  17. ^ Gillis, Chad (May 3, 1999), As Y2K looms, Estero man offers silver-back currency (PDF), The Naples Daily News, archived from the original (PDF) on June 21, 2007
  18. ^ Justice Determines Use of Liberty Dollar Medallions as Money is a Crime, United States Mint, September 14, 2006
  19. ^ NORFED's "Liberty Dollars", United States Mint
  20. ^ The US Mint News Story in Perspective, Liberty Dollar
  21. ^ Government Documents, Liberty Dollar, archived from the original on May 1, 2008, retrieved June 19, 2009
  22. ^ Legal Issues, Liberty Dollar
  23. ^ Frontal Assault on Freedom: FBI Raids Liberty Dollar, The Rabid Quill, November 15, 2007, archived from the original on January 17, 2008
  24. ^ Government vs. Liberty Dollar, Liberty Dollar
  25. ^ Seizure Warrant (PDF)
  26. ^ Seizure Warrant (Copy) (PDF)
  27. ^ Lesnick, Gavin (November 15, 2007). "Liberty Dollar office raided". Evansville Courier & Press.
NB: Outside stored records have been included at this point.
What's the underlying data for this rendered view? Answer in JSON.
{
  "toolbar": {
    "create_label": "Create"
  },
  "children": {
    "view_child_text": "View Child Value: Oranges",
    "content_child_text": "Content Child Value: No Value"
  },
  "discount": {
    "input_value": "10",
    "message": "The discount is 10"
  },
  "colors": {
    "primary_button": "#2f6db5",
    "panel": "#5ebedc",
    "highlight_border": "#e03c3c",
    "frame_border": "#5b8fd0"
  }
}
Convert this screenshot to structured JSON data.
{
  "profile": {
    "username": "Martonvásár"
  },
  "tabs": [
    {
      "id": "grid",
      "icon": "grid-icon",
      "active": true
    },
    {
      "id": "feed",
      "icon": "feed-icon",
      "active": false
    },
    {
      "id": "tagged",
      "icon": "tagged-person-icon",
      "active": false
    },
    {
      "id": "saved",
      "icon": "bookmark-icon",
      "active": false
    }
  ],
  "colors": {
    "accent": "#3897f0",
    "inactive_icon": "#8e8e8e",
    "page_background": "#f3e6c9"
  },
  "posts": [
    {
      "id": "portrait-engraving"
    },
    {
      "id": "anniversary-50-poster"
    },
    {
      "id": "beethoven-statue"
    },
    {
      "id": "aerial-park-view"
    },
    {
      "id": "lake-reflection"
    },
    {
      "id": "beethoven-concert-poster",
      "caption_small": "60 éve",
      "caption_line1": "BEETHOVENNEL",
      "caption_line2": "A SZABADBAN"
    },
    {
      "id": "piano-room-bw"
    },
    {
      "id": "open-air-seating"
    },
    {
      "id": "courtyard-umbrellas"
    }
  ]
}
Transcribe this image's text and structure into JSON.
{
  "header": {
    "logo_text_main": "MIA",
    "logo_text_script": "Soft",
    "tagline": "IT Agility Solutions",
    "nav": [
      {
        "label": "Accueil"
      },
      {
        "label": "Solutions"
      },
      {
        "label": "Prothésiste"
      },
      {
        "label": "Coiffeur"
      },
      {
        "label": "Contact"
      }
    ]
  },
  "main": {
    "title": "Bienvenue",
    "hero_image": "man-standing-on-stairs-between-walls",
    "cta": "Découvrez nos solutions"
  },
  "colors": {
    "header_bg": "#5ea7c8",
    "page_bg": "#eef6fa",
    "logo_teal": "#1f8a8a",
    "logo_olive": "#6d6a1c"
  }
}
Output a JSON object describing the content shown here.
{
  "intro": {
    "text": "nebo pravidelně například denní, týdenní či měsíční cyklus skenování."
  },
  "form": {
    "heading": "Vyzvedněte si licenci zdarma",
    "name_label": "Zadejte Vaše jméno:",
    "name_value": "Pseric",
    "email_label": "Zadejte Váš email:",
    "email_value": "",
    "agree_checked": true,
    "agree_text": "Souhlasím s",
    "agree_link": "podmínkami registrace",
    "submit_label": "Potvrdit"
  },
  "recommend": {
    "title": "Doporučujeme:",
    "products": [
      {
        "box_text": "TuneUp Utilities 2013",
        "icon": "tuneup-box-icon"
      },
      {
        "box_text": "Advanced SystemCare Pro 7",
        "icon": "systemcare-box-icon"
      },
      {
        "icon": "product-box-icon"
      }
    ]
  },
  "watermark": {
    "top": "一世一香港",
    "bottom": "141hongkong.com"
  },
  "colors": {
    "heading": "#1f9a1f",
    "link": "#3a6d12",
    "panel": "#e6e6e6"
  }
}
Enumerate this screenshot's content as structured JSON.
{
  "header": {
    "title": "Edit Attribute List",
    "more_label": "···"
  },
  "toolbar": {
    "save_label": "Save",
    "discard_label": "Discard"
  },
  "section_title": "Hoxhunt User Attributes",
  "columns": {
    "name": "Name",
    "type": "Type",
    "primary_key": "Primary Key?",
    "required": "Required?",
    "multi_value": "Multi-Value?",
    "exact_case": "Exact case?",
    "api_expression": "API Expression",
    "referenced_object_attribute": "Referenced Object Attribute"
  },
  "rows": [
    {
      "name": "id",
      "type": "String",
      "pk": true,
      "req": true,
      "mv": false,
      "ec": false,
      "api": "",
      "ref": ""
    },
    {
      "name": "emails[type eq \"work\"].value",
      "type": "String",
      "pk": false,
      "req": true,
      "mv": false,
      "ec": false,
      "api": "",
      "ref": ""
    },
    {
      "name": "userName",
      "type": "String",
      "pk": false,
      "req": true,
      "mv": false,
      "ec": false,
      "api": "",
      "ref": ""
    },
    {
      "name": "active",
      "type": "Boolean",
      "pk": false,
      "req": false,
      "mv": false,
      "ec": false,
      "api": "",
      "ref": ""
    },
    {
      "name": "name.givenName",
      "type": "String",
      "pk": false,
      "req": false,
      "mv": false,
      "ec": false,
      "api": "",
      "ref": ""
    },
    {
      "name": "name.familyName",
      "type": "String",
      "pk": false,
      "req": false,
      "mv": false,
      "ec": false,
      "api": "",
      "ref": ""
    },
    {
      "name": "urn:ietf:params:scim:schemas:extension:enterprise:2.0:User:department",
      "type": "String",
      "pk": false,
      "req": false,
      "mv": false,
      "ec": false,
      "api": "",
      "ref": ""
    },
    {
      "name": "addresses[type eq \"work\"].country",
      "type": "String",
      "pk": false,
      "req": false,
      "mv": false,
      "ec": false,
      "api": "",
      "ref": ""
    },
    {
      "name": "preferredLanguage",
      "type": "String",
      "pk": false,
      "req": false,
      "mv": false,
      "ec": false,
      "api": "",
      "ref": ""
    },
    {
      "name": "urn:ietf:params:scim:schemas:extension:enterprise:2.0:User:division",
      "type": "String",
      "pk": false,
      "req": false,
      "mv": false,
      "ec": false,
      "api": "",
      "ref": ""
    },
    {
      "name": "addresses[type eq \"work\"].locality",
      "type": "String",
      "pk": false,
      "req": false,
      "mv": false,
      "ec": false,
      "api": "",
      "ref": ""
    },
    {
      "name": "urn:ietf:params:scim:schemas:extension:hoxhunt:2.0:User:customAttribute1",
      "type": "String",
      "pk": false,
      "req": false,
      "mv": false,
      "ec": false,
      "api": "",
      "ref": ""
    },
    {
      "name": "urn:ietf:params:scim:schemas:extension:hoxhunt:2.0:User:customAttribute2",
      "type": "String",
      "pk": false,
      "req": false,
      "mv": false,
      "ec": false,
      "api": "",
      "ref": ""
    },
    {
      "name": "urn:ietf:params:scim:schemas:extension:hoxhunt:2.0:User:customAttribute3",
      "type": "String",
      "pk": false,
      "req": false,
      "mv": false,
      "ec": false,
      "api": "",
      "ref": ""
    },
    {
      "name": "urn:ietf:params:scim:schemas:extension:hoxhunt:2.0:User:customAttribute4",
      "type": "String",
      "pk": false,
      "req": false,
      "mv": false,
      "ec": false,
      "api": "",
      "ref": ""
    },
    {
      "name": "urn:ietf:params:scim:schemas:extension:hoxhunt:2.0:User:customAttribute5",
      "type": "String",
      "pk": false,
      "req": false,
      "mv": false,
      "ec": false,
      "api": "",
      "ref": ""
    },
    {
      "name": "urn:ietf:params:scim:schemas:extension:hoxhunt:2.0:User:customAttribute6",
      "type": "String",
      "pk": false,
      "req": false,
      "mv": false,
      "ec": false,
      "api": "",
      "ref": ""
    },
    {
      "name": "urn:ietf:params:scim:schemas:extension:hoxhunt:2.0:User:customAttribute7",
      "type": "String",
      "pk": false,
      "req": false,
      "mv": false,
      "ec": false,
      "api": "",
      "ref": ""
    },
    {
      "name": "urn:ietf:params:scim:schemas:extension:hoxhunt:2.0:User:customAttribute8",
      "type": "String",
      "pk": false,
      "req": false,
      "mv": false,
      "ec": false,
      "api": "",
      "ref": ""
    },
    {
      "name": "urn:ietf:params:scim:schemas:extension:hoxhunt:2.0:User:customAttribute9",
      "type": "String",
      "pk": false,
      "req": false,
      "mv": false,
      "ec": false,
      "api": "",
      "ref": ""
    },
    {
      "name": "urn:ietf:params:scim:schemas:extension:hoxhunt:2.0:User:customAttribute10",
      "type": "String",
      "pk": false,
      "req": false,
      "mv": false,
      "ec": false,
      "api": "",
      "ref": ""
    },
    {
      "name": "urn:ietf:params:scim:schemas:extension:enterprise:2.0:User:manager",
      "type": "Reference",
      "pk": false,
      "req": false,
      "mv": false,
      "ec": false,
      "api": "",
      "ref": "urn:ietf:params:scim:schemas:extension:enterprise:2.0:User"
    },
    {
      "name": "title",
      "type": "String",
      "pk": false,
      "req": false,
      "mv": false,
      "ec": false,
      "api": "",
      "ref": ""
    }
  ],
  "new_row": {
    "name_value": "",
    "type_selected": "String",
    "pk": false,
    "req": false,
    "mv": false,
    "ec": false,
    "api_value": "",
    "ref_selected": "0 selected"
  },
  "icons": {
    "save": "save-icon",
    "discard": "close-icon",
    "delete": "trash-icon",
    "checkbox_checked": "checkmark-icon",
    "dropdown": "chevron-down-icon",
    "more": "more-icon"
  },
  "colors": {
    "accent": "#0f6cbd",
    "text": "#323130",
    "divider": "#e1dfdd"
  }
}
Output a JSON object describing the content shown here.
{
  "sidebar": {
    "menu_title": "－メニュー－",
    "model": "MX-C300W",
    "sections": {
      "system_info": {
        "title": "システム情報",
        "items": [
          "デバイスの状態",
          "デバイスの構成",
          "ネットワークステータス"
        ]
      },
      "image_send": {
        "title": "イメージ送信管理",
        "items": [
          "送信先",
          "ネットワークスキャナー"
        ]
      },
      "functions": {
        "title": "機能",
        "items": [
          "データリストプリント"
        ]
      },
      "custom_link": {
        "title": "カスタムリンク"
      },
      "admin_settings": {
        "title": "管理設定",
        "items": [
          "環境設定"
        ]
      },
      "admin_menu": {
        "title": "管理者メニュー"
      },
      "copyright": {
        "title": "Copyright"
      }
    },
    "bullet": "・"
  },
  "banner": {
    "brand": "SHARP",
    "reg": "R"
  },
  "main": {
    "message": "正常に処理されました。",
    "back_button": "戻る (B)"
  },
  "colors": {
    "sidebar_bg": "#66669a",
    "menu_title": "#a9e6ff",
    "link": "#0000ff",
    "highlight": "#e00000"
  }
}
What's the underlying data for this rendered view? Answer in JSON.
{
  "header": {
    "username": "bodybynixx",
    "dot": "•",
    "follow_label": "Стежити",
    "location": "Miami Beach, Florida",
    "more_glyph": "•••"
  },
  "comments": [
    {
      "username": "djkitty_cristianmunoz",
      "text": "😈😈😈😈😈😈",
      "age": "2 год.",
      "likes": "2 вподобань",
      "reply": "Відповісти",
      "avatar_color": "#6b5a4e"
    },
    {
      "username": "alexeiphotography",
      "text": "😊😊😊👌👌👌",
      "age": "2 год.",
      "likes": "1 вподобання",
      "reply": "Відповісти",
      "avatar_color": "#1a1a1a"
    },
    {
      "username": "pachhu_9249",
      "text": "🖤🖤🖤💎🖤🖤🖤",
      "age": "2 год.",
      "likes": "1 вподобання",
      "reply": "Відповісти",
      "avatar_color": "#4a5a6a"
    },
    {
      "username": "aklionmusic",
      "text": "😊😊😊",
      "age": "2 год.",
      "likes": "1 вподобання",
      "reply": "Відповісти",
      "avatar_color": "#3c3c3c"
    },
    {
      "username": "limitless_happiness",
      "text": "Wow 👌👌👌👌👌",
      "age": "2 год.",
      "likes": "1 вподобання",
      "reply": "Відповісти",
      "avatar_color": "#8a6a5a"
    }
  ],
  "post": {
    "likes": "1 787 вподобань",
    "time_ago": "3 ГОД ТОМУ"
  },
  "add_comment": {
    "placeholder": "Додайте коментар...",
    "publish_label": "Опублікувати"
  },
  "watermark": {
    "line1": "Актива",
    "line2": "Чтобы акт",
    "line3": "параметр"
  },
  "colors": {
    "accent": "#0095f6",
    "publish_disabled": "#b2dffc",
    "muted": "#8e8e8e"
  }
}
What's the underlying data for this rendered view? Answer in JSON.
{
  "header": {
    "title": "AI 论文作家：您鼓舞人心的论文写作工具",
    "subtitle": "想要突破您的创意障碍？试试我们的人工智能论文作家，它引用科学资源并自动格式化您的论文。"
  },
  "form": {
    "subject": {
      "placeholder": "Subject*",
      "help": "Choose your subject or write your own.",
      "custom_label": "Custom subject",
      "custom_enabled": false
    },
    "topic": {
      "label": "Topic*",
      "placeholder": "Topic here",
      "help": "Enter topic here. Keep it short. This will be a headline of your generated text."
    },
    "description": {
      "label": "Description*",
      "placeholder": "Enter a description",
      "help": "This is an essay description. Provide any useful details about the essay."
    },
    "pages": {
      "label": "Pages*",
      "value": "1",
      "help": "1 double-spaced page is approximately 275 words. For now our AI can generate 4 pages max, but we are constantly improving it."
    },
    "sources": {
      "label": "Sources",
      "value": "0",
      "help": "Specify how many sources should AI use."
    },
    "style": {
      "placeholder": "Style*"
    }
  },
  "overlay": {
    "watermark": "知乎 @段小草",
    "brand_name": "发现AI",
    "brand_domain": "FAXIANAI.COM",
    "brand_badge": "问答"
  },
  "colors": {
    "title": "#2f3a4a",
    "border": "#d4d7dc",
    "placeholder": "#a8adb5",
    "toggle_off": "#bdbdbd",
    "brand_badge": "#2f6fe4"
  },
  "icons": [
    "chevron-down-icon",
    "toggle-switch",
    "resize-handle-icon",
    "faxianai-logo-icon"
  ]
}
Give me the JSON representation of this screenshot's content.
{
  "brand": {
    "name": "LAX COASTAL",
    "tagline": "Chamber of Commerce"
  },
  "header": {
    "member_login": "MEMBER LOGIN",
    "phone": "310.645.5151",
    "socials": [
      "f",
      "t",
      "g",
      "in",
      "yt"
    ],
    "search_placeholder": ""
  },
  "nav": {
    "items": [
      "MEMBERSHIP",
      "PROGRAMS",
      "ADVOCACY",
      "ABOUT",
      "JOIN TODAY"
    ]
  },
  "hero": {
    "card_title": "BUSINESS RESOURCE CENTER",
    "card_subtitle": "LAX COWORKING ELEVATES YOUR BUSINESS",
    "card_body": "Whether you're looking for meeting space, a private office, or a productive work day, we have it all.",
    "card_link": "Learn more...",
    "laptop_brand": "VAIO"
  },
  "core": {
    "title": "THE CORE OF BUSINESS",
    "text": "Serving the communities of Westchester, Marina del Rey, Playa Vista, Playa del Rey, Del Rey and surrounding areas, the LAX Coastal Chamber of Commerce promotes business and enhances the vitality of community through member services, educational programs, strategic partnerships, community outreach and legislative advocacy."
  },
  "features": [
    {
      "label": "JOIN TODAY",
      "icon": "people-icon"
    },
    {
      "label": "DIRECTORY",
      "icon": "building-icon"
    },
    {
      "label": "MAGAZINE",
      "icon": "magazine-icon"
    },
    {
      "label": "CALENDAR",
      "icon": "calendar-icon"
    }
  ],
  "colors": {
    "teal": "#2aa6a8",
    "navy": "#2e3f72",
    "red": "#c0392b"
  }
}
Retrieved February 8, 2008.
  28. ^ Lenz, Ryan (November 16, 2007), Feds raid 'Liberty Dollar' HQ in Ind., Associated Press
  29. ^ a b Indictment, docket entry 3, May 19, 2009, case no. 5:09-cr-00027-RLV-DCK-1, United States v. Bernard von NotHaus et al., U.S. District Court for the Western District of North Carolina (Statesville Div.).
  30. ^ Waiver of Personal Appearance at Arraignment and Entry of Plea of Not Guilty, docket entry 36, July 28, 2009, case no. 5:09-cr-00027-RLV-DCK-1, United States v. Bernard von NotHaus et al., U.S. District Court for the Western District of North Carolina (Statesville Div.).
  31. ^ a b "NC man convicted of illegally minting US coins". WBTV. March 18, 2011. Retrieved March 19, 2011.
  32. ^ See Jury Verdict, March 18, 2011, docket entry 191, United States v. von NotHaus, case no. 5:09-cr-00027-RLV-DCK.
  33. ^ a b "Editorial: A 'Unique' Form of 'Terrorism'". The New York Sun. March 20, 2011. Archived from the original on March 25, 2011.
  34. ^ "Feds seek $7M in privately made 'Liberty Dollars' - Yahoo! News". Archived from the original on April 29, 2011. Retrieved December 10, 2013.
  35. ^ a b In the United States District Court For the Western District of North Carolina Statesville Division Criminal Docket No.: 5:09CR27-RLV Sentencing (PDF)
  36. ^ "Beyond Bernard von NotHaus".
  37. ^ United States District Court Western District of North Carolina Statesville Division Criminal Docket No. 5:09CR27-RLV Order Terminating Probation (PDF)
  38. ^ Feuer, Alan. "Prison May Be the Next Stop on a Gold Currency Journey". The New York Times. Malibu, California. Archived from the original on April 9, 2013. Retrieved February 27, 2017.
  39. ^ "Feds try to take $7M in silver 'Liberty Dollars'". CBS News. April 4, 2011. Archived from the original on April 7, 2011.
  40. ^[dead link]
  41. ^ "Returned Liberty Dollars being hallmarked". Coin World. Retrieved January 17, 2018.

External links[edit]